*Recorded data*.
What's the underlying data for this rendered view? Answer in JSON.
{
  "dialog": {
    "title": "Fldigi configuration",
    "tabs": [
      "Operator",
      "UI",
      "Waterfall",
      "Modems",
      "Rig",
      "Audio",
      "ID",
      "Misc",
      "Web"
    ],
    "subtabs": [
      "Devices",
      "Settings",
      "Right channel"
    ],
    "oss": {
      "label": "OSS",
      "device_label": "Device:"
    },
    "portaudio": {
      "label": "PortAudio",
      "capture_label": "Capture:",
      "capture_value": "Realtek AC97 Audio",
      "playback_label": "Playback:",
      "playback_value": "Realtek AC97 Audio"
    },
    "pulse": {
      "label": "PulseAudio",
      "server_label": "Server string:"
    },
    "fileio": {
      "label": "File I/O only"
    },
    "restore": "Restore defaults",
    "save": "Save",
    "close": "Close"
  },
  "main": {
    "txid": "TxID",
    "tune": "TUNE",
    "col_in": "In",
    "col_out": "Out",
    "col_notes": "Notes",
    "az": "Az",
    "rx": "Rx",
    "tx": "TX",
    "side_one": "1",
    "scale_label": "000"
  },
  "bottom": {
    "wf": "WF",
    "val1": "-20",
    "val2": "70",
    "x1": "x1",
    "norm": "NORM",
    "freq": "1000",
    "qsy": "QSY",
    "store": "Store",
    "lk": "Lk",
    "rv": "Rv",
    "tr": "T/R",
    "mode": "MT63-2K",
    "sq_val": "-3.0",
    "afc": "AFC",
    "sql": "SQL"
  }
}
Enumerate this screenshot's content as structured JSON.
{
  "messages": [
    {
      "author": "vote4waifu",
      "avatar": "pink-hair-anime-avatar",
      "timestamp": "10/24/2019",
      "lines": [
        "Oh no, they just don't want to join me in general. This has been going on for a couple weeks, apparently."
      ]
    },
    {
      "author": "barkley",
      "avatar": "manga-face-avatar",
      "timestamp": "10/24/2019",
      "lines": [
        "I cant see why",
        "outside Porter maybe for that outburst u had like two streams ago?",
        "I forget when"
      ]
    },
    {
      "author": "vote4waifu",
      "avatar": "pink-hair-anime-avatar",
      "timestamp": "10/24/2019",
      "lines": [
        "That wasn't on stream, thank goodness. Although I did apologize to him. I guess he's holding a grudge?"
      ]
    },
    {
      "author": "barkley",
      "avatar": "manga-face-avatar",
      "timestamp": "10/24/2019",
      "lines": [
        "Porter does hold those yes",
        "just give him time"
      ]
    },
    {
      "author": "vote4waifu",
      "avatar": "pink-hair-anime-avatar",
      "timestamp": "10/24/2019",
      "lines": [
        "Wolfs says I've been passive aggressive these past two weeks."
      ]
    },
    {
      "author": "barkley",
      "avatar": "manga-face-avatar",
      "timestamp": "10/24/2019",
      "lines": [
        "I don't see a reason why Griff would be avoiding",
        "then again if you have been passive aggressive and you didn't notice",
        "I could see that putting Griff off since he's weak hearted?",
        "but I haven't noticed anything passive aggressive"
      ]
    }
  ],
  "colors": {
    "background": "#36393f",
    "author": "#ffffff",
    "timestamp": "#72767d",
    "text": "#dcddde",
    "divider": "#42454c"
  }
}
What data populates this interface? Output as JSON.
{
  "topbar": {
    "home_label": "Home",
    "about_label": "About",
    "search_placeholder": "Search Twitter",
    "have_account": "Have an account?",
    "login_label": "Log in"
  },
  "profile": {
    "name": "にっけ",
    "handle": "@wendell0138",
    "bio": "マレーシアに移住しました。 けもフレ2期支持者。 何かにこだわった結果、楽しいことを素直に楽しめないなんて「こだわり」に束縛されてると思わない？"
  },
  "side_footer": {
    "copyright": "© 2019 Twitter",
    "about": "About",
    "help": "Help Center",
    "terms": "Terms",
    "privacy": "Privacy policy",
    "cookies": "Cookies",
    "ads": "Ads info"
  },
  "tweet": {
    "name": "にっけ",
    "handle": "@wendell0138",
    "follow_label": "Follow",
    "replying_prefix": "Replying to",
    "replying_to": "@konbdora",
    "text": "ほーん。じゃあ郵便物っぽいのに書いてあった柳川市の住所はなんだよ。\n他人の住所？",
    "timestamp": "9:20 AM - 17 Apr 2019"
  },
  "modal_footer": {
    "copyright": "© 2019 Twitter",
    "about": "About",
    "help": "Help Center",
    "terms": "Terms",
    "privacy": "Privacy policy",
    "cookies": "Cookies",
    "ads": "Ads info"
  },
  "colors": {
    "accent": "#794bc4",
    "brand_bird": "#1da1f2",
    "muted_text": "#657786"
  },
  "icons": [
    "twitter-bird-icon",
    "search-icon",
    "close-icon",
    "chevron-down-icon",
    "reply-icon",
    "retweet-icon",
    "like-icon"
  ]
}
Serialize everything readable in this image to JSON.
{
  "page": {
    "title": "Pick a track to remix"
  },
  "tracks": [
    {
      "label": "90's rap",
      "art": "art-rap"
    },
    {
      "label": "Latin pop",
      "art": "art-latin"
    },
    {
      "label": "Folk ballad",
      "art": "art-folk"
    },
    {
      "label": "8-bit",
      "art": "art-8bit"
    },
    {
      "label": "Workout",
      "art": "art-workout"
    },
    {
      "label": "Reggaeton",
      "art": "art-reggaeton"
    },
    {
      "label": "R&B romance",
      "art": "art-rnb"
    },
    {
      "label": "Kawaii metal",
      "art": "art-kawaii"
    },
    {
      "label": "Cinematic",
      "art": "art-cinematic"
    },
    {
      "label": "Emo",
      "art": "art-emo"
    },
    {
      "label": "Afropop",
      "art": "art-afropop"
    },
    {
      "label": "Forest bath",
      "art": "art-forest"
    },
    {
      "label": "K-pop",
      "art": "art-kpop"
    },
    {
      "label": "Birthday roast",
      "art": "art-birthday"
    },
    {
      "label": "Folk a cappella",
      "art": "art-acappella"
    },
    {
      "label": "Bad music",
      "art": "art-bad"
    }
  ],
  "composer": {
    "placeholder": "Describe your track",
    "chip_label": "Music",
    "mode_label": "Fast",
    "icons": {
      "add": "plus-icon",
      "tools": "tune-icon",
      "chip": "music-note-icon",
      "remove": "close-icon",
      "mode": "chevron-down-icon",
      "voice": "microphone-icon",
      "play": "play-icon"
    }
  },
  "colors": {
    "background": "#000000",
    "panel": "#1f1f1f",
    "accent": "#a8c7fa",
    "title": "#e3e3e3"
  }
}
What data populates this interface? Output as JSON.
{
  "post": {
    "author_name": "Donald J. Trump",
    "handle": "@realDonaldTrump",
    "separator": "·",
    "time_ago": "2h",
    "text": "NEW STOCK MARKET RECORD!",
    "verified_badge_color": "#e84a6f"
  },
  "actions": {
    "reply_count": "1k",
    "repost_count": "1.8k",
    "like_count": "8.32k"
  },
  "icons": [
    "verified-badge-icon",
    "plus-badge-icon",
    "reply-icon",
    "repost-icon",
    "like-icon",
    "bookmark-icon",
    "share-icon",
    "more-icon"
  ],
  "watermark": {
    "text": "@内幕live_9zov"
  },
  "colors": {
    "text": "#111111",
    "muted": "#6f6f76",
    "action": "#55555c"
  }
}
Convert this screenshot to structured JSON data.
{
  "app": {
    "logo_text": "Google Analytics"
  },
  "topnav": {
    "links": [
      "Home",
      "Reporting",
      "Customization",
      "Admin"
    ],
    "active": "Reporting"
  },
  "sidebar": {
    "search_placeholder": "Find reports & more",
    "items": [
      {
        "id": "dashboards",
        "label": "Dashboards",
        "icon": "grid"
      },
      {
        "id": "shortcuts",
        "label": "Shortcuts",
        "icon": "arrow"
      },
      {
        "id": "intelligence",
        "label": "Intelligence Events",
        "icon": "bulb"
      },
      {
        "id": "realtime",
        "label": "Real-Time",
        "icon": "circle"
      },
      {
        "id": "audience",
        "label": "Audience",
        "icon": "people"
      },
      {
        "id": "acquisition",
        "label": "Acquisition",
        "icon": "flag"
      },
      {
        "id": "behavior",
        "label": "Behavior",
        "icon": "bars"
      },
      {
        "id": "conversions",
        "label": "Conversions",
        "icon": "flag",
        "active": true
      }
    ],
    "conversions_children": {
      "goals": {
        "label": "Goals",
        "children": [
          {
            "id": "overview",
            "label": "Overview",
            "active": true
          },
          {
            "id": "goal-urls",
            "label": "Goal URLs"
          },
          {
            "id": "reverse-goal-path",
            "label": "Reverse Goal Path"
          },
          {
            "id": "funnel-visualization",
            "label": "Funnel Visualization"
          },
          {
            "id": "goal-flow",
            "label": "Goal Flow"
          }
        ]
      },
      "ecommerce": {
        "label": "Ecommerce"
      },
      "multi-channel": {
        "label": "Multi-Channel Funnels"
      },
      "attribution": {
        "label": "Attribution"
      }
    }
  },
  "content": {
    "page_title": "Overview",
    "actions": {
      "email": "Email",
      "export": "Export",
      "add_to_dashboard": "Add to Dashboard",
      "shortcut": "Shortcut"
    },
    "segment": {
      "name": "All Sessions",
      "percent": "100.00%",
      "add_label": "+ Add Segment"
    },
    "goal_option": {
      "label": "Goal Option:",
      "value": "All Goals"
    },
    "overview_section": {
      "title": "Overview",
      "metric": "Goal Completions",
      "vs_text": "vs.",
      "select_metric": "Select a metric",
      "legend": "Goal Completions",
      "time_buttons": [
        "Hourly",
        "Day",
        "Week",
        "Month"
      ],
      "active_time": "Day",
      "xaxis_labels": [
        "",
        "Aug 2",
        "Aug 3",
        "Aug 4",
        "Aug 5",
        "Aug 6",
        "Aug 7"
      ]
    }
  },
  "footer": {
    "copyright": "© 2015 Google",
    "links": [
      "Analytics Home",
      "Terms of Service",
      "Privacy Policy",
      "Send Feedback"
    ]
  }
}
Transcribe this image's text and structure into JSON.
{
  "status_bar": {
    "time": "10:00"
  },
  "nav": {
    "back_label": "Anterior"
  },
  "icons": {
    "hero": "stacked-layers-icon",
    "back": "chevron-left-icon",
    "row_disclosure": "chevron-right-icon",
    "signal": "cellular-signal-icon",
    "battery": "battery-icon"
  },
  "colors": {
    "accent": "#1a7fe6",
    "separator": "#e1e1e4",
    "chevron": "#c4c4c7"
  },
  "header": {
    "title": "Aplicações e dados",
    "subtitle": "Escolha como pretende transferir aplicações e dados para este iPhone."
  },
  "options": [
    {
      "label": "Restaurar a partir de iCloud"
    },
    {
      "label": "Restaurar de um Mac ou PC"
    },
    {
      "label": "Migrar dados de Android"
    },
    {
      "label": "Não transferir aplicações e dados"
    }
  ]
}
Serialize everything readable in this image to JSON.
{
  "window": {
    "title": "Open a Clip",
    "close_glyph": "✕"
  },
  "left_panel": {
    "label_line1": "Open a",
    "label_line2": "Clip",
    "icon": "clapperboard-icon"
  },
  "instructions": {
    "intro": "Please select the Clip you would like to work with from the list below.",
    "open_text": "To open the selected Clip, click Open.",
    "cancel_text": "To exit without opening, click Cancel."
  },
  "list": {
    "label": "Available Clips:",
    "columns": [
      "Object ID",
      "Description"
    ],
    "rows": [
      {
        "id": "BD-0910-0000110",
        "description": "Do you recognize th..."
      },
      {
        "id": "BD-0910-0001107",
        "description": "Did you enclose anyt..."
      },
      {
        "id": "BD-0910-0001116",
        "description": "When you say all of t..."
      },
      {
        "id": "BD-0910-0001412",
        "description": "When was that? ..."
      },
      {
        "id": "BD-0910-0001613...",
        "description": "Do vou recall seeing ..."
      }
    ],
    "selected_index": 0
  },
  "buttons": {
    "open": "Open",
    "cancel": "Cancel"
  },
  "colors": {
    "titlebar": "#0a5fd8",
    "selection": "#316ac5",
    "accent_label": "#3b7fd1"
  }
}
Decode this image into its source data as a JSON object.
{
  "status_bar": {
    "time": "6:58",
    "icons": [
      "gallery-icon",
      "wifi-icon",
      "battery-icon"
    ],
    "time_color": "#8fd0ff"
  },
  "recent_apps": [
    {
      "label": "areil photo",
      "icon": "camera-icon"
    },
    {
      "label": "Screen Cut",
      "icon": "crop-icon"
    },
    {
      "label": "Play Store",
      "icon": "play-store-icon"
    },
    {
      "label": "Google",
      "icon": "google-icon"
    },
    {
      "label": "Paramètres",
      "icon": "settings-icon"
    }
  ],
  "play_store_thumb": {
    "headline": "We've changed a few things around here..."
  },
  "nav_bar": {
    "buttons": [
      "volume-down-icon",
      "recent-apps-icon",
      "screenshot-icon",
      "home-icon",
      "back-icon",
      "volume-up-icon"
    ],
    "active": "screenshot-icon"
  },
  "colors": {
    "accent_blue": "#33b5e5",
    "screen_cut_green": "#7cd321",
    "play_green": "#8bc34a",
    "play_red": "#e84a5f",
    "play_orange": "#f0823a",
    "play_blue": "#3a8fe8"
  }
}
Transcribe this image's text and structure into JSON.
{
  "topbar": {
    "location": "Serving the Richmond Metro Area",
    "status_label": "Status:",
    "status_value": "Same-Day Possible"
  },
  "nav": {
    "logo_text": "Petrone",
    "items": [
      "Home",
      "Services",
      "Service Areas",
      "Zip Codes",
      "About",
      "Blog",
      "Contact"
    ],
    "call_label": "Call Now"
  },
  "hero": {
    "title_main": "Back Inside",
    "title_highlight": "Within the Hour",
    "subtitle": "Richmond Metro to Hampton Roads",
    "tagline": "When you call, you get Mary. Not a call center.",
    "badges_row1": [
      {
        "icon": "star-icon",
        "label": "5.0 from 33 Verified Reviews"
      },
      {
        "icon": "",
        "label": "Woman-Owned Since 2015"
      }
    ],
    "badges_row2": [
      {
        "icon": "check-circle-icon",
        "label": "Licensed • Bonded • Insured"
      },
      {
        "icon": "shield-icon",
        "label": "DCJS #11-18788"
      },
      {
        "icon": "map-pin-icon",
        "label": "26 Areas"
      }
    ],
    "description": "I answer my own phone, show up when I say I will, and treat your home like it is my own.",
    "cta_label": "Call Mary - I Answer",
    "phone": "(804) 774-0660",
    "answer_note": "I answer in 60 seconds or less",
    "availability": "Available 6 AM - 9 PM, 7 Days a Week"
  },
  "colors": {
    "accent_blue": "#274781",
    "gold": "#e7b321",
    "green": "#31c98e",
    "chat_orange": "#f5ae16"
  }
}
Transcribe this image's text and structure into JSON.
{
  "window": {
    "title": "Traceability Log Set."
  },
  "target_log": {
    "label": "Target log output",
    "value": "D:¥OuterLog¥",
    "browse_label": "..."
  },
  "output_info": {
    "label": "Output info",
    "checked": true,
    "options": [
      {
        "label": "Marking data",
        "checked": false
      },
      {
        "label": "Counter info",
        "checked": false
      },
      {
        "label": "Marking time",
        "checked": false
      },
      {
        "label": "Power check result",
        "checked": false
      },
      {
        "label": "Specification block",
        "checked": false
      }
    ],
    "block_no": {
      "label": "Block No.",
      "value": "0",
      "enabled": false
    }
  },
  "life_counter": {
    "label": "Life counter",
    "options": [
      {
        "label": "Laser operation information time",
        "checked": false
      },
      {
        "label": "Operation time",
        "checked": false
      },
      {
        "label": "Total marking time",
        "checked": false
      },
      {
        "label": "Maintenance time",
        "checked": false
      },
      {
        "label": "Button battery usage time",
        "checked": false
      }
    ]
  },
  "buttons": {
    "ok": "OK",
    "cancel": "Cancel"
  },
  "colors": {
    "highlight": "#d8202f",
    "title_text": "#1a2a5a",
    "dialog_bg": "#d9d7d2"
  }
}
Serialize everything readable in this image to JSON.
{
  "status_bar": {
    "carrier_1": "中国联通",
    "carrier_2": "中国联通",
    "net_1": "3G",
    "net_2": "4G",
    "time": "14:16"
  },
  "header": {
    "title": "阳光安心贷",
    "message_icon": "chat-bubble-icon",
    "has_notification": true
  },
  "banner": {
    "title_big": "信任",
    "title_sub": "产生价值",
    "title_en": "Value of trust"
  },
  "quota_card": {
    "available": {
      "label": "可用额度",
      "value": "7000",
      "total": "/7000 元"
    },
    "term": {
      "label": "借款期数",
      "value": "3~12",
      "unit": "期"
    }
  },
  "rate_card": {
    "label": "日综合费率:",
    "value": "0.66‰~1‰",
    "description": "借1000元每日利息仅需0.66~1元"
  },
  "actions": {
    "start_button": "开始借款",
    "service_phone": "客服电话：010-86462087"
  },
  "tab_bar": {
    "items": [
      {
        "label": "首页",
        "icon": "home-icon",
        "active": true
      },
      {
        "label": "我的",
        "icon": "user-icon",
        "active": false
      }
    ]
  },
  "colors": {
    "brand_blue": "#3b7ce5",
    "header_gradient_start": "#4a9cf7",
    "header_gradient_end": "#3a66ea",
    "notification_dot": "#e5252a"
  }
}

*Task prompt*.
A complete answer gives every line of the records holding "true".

*Your solution*.
        "active": true
            "active": true
    "checked": true,
    "has_notification": true
        "active": true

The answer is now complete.